Permanent link to this item: http://hdl.handle.net/10568/71030

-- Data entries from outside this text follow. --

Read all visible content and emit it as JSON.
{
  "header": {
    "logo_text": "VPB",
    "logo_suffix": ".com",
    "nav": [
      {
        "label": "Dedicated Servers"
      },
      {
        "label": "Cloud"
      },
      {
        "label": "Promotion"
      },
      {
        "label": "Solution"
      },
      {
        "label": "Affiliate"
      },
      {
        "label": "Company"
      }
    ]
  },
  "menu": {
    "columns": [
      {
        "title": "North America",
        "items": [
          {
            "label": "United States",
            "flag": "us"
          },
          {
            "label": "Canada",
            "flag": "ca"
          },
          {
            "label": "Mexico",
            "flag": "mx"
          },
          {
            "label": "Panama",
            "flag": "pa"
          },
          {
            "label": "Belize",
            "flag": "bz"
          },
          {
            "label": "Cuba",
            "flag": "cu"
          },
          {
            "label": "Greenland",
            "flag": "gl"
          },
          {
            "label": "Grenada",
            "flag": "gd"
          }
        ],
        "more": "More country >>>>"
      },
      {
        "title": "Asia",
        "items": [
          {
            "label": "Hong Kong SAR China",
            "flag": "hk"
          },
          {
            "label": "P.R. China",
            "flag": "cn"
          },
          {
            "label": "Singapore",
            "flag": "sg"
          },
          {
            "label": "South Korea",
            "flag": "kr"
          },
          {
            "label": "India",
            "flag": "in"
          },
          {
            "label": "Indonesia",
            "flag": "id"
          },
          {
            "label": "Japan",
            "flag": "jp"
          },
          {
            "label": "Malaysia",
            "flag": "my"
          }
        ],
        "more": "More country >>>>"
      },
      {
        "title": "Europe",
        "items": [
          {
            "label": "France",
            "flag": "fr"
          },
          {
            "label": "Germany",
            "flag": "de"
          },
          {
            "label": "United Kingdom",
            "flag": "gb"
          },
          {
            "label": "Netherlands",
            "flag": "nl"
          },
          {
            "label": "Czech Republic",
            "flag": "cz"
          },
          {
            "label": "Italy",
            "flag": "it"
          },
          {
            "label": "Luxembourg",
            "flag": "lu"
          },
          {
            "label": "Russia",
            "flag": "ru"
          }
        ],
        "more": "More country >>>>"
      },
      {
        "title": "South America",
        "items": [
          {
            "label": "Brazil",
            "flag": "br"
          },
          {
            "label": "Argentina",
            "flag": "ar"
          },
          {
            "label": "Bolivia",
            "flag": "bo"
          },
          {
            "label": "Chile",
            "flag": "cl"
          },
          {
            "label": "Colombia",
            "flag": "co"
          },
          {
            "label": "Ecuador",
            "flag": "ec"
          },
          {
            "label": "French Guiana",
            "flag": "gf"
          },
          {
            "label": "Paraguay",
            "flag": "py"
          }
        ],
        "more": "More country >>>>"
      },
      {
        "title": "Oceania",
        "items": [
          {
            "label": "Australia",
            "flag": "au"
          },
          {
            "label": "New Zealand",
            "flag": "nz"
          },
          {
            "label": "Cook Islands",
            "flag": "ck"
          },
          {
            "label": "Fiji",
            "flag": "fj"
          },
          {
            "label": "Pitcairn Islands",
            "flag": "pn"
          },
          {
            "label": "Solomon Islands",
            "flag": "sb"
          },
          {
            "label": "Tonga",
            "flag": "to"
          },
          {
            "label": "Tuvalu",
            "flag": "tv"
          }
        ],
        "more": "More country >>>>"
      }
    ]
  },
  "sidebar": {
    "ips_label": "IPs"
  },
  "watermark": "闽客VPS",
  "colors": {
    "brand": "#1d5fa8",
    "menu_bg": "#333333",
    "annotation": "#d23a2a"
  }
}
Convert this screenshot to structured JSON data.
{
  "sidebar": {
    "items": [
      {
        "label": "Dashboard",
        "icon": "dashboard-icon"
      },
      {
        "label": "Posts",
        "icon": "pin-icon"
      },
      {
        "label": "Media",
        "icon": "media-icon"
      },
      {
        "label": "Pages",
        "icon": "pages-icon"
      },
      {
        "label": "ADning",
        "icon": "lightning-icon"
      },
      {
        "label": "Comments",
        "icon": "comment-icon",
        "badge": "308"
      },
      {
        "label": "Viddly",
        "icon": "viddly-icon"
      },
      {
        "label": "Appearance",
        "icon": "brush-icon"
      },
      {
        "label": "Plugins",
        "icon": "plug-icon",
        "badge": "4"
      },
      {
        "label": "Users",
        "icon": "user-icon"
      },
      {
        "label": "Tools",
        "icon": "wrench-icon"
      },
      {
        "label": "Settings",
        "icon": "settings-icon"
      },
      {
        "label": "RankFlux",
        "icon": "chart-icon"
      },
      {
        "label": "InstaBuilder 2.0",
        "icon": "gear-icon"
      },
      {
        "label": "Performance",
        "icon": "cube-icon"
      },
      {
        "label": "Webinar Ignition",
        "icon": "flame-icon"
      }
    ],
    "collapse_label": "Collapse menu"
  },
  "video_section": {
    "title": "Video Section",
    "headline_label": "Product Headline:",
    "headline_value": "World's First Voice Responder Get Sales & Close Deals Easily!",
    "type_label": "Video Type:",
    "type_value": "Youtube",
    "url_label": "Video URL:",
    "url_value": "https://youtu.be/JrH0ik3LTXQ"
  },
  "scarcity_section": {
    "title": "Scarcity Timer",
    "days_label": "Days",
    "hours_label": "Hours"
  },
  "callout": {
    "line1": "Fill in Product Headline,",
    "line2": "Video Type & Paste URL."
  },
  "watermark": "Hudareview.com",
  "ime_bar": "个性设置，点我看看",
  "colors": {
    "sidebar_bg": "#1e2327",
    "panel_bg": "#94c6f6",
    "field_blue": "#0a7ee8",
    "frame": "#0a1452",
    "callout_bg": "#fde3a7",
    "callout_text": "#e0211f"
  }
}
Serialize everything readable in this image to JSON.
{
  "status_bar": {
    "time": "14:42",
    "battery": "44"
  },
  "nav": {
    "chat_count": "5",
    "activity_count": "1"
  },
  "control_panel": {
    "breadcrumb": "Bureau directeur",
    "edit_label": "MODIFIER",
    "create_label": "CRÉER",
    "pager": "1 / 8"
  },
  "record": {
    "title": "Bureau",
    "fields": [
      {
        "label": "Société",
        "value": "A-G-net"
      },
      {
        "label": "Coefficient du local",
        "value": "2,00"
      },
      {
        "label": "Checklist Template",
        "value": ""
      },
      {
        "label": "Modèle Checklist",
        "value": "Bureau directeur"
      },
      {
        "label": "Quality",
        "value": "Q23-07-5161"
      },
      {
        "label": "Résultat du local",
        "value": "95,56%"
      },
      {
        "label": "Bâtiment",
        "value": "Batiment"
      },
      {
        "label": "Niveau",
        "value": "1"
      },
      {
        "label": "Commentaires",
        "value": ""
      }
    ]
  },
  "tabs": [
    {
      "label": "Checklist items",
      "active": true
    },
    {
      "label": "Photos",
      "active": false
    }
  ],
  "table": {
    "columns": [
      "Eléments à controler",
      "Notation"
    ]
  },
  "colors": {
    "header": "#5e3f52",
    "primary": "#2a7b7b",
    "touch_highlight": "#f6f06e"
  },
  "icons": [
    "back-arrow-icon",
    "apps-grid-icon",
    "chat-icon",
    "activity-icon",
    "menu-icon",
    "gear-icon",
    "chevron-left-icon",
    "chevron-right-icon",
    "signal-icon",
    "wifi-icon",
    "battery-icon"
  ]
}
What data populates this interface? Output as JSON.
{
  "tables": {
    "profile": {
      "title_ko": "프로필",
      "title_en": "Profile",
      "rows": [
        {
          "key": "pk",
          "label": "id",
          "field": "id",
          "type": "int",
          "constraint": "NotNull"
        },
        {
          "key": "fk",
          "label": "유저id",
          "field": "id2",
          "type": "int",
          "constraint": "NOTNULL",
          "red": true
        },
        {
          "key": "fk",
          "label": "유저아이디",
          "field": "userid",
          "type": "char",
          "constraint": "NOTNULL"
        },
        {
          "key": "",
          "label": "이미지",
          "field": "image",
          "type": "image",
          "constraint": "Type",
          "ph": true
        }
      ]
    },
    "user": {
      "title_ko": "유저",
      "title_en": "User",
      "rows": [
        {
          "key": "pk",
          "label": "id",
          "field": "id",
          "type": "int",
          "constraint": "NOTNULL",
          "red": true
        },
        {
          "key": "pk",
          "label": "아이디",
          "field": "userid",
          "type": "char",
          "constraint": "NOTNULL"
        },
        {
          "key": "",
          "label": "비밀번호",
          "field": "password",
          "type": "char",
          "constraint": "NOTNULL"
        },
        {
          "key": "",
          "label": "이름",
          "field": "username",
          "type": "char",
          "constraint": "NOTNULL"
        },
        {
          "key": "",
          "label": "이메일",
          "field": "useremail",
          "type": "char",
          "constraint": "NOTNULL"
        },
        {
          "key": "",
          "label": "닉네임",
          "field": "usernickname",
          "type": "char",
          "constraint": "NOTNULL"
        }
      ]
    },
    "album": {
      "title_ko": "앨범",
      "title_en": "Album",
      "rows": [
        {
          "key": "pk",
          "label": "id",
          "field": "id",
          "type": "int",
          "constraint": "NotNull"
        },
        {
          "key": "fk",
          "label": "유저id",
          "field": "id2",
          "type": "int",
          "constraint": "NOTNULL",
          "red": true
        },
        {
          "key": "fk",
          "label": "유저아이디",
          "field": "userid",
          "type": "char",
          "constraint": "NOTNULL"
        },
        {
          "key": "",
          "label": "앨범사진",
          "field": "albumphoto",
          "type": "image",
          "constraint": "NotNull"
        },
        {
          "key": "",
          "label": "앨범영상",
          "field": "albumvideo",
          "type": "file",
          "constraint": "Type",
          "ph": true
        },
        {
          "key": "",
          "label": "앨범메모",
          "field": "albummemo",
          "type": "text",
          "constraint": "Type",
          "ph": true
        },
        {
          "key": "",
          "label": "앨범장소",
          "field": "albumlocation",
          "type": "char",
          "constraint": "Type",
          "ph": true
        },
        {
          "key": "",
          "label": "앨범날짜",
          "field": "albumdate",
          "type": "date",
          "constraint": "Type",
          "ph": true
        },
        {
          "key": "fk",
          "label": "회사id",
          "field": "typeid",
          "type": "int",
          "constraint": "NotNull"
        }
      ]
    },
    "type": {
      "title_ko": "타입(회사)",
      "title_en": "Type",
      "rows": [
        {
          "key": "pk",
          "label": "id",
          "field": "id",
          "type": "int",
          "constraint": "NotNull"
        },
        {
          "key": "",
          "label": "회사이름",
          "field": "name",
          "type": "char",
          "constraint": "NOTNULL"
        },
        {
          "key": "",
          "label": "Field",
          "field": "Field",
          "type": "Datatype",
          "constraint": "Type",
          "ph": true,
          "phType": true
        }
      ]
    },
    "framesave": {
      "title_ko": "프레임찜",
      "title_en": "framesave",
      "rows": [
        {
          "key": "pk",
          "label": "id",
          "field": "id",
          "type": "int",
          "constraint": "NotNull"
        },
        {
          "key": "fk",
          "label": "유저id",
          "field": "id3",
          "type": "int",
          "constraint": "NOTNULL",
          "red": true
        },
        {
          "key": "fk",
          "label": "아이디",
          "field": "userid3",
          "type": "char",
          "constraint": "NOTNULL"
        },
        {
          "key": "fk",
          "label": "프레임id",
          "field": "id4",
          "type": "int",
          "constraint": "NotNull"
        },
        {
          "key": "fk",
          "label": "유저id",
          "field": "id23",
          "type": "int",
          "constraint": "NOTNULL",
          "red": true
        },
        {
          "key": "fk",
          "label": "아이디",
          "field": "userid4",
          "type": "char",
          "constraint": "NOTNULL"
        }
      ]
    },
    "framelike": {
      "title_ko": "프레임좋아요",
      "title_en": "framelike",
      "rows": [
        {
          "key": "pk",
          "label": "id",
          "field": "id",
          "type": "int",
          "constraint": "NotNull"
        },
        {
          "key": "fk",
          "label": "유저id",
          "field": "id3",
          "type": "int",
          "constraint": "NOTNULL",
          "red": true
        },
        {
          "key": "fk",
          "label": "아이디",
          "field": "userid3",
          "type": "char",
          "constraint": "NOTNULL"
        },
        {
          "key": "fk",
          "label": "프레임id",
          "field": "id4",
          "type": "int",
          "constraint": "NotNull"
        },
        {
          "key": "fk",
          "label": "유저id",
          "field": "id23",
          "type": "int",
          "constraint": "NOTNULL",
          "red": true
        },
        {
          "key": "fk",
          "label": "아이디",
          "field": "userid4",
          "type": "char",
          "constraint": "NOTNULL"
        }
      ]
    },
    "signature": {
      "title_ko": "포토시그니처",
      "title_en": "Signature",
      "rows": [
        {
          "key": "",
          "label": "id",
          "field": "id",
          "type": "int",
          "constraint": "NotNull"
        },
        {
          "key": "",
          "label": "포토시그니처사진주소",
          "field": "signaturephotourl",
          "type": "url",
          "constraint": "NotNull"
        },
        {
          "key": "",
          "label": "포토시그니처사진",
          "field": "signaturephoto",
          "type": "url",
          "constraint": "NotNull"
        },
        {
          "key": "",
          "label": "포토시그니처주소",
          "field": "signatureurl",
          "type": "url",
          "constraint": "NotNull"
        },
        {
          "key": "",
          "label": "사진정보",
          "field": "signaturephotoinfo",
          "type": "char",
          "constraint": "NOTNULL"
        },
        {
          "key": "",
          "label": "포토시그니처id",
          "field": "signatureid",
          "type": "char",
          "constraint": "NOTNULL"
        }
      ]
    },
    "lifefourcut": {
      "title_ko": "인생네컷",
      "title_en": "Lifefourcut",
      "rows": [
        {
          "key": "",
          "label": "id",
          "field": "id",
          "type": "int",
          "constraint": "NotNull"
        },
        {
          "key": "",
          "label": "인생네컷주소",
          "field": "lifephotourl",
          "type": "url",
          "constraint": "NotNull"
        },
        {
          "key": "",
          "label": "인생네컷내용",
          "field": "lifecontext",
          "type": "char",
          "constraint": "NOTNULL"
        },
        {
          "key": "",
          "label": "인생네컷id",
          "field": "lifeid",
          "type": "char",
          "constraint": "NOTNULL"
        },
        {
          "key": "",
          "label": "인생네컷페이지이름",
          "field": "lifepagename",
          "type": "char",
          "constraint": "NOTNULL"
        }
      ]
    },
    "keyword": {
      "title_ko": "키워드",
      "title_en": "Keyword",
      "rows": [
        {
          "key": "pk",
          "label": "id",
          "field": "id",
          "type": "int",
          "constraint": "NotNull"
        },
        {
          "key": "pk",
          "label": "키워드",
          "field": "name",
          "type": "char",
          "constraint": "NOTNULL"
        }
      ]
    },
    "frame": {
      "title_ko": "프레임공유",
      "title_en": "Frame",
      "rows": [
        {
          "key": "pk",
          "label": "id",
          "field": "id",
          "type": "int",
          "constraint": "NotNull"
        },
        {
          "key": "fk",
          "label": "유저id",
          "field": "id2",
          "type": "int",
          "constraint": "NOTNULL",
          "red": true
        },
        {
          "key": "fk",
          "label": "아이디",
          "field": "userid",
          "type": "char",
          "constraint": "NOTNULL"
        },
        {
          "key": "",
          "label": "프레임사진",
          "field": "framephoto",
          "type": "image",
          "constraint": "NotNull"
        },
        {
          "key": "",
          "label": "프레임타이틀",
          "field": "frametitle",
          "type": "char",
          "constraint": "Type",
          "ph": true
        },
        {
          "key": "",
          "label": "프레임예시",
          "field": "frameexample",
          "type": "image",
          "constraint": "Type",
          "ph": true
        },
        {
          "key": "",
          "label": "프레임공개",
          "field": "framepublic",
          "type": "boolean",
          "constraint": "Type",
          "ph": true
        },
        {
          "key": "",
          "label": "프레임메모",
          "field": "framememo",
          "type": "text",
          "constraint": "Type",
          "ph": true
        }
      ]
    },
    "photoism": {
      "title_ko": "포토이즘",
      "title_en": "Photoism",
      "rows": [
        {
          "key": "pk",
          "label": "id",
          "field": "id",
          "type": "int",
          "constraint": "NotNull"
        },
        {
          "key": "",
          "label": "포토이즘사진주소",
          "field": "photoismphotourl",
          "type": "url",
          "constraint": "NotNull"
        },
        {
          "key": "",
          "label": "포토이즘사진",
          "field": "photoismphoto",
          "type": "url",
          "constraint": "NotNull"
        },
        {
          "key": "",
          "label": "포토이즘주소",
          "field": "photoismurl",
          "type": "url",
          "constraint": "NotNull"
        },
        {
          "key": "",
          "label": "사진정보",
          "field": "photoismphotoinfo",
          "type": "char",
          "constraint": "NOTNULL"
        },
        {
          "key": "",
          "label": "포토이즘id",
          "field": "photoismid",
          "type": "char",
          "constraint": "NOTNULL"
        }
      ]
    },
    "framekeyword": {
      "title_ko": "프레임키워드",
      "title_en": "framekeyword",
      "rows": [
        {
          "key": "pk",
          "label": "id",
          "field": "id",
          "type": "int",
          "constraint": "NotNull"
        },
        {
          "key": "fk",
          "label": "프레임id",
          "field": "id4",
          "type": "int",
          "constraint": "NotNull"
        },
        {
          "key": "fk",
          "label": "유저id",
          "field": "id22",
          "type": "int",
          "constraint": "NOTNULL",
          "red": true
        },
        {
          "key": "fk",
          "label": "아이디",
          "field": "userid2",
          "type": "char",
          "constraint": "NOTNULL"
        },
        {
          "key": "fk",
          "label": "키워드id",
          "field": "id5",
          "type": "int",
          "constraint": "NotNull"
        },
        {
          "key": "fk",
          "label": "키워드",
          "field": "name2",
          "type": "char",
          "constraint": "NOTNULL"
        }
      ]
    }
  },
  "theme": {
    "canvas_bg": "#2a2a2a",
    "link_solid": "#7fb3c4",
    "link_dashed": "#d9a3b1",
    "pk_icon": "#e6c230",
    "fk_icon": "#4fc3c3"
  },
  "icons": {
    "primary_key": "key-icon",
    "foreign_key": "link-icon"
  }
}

African Cape buffalo (Syncerus caffer) is the wildlife reservoir of multiple species within the apicomplexan protozoan genus Theileria, including Theileria parva which causes East coast fever in cattle. A parasite, which has not yet been formally named, known as Theileria sp. (buffalo) has been recognized as a potentially distinct species based on rDNA sequence, since 1993. We demonstrate using reverse line blot (RLB) and sequencing of 18S rDNA genes, that in an area where buffalo and cattle co-graze and there is a heavy tick challenge, T. sp. (buffalo) can frequently be isolated in culture from cattle leukocytes. We also show that T. sp. (buffalo), which is genetically very closely related to T. parva, according to 18s rDNA sequence, has a conserved orthologue of the polymorphic immunodominant molecule (PIM) that forms the basis of the diagnostic ELISA used for T. parva serological detection. Closely related orthologues of several CD8 T cell target antigen genes are also shared with T. parva. By contrast, orthologues of the T. parva p104 and the p67 sporozoite surface antigens could not be amplified by PCR from T. sp. (buffalo), using conserved primers designed from the corresponding T. parva sequences. Collectively the data re-emphasise doubts regarding the value of rDNA sequence data alone for defining apicomplexan species in the absence of additional data. ‘Deep 454 pyrosequencing’ of DNA from two Theileria sporozoite stabilates prepared from Rhipicephalus appendiculatus ticks fed on buffalo failed to detect T. sp. (buffalo). This strongly suggests that R. appendiculatus may not be a vector for T. sp. (buffalo). Collectively, the data provides further evidence that T. sp. (buffalo). is a distinct species from T. parva.